Listen: Chris Witts presents Morning Devotions.
By Chris WittsSaturday 14 Aug 2021Morning Devotions with Chris WittsDevotionsReading Time: 2 minutes
Cynicism—Random House Dictionary defines ‘cynicism’ as distrusting, disbelieving, contemptuous, and holding a low opinion of mankind, and expands its synonym ‘pessimism’ as a habitual disposition to look on the dark side of things and to believe the worst will happen.
A cynical person is someone who is pretty much negative about everything:
- Nothing ever goes right for me.
- It will be my luck that there won’t be anything left for morning tea by the time I get there.
- This job is getting me nowhere and the boss always has it in for me.
Ring a bell? People have all sorts of ways to express their cynicism. For example, “The journey of a thousand miles begins with a broken fan belt and a leaky tire; or when someone says, Do you want my opinion?—and it’s always a negative one!
I read about a 2009 study of more than 97,000 women, which showed that optimistic women had lower rates of coronary heart disease, cancer-related or early deaths. On the other hand, women with the most pessimistic and cynical personalities, had higher rates of these diseases and early deaths. I’m not picking on women, because I’m sure the same thing can be said about us men. But when we think of hostility and negativity as life-threatening conditions, it makes the goal of being less cynical all the more crucial. It’s not good for our health to be cynical and critical.
What are the signs of cynicism?
- Lack of hope about the future
- Excessively dark interpretations of events and other people’s motives
- Excessive sarcasm or negative comments back to others who are not involved in the issue at hand
- Loving to pick out flaws
- Apathy and withdrawal (because the person believes nothing can change for the better).
Cynicism—it may feel real, but it isn’t real because nothing is as hopeless as it seems, if you have faith in our God who is able.
Paul E. Miller wrote a book entitled A Praying Life: Connecting with God in a Distracting World and he writes this:
Cynicism is so pervasive that, at times, it feels like a presence. Cynicism is the air we breathe, and it is suffocating our hearts. Weariness and fear leave us feeling overwhelmed, unable to move. Cynicism leaves us doubting, unable to dream. The combination shuts down our hearts, and we just show up for life, going through the motions.
- How paralysed in spirit are you?
- How defeated?
- How distracted are you by the spirit of the age?

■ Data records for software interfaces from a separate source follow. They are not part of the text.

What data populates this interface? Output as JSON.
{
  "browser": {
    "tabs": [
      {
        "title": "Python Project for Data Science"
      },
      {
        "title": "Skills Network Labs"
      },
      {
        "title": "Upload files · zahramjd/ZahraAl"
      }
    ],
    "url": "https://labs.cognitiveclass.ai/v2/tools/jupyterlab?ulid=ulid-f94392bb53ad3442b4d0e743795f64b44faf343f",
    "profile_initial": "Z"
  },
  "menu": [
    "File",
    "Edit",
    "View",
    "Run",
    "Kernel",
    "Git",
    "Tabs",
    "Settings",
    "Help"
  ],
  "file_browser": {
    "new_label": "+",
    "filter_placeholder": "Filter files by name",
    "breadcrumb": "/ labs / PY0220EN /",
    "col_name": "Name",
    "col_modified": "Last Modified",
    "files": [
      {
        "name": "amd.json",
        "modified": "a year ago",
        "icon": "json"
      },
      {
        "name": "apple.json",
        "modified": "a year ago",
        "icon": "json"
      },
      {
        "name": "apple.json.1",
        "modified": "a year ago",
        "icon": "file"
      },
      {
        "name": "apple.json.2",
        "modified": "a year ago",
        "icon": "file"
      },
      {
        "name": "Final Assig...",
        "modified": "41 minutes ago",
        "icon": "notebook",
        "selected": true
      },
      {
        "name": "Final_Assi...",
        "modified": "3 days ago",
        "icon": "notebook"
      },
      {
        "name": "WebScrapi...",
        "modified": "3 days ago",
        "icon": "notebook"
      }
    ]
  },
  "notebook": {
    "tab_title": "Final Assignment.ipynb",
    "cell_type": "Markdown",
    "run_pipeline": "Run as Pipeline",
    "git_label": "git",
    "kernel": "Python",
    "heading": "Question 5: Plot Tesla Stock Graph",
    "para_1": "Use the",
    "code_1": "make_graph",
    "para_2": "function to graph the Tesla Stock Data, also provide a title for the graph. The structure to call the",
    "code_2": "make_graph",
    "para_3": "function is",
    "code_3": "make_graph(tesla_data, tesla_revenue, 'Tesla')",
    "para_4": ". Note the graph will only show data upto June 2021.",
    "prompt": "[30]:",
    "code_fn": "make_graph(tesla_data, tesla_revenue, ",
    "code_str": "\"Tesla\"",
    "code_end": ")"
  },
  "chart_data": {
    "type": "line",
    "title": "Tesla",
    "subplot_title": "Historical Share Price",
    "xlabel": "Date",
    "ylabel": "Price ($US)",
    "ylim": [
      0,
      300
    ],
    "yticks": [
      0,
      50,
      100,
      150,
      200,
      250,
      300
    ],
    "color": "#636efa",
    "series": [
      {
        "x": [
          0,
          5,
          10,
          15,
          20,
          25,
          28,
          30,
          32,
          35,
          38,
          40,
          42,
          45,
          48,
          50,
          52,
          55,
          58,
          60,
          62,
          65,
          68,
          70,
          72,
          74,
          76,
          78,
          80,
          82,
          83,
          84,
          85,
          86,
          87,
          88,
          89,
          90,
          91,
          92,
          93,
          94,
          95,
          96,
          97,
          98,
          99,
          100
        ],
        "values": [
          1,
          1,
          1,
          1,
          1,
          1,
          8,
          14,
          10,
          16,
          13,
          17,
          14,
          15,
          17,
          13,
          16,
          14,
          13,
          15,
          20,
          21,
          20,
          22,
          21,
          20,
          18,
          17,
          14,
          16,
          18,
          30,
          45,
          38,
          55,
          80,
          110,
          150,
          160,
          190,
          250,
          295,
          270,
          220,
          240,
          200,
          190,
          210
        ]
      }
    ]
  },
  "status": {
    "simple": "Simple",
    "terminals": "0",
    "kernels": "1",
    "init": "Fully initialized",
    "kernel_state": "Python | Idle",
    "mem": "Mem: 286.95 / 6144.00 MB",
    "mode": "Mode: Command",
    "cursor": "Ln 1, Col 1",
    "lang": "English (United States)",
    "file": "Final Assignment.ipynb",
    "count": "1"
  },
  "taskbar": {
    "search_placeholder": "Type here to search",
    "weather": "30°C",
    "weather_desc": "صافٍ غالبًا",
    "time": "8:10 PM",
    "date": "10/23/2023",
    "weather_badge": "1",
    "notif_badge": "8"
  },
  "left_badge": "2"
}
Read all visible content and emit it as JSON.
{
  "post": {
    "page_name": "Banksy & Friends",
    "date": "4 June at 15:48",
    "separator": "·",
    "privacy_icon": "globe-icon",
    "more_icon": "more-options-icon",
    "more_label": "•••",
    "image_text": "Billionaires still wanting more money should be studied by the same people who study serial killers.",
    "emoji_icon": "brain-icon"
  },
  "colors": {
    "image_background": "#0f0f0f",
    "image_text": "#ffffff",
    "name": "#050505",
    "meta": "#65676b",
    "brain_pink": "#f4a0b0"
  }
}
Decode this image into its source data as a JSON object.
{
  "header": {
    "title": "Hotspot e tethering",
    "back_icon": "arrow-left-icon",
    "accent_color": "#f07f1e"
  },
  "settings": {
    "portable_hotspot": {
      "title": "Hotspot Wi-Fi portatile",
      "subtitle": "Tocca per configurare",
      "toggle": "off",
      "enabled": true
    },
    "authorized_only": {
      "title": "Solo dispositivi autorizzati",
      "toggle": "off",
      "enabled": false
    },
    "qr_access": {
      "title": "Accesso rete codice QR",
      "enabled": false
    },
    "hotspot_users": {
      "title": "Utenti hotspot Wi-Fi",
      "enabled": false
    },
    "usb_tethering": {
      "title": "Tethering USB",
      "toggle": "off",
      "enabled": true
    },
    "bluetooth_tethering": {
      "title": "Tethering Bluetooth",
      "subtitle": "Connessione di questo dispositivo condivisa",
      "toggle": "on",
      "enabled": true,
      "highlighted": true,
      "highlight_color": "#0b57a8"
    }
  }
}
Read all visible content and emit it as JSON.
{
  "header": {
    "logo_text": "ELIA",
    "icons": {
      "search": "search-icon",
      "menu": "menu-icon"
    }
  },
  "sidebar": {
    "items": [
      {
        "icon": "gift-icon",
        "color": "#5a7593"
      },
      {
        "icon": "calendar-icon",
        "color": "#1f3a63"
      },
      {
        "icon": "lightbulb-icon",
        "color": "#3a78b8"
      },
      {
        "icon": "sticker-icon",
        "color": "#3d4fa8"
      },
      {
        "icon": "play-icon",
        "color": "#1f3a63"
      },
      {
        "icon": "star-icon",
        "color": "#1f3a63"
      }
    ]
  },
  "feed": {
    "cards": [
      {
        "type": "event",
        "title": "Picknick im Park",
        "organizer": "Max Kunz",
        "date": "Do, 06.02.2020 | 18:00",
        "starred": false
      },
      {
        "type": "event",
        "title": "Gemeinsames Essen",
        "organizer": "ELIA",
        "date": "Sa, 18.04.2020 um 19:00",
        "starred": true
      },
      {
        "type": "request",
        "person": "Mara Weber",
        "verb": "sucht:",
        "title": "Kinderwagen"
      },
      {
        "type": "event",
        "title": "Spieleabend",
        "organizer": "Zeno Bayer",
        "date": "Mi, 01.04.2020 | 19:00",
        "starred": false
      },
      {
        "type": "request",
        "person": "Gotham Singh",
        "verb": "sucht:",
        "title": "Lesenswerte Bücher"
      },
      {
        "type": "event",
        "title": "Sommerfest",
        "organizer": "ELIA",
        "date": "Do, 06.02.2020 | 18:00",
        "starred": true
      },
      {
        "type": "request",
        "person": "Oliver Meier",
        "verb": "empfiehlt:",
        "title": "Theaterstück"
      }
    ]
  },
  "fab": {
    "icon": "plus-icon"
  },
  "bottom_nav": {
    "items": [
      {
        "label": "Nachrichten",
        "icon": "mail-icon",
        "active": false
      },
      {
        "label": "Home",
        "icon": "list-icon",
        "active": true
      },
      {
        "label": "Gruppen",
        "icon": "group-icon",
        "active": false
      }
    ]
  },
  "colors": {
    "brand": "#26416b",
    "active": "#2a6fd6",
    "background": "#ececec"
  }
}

- When was the last time you realised that you are part of God’s story rather than him being part of your story?
Do you spend time with God?—because that can help overcome the mountain of cynicism. To put it another way, allow him to be the overriding influence in your attitude.
(To be continued in Are You a Cynical Person? – Part 2)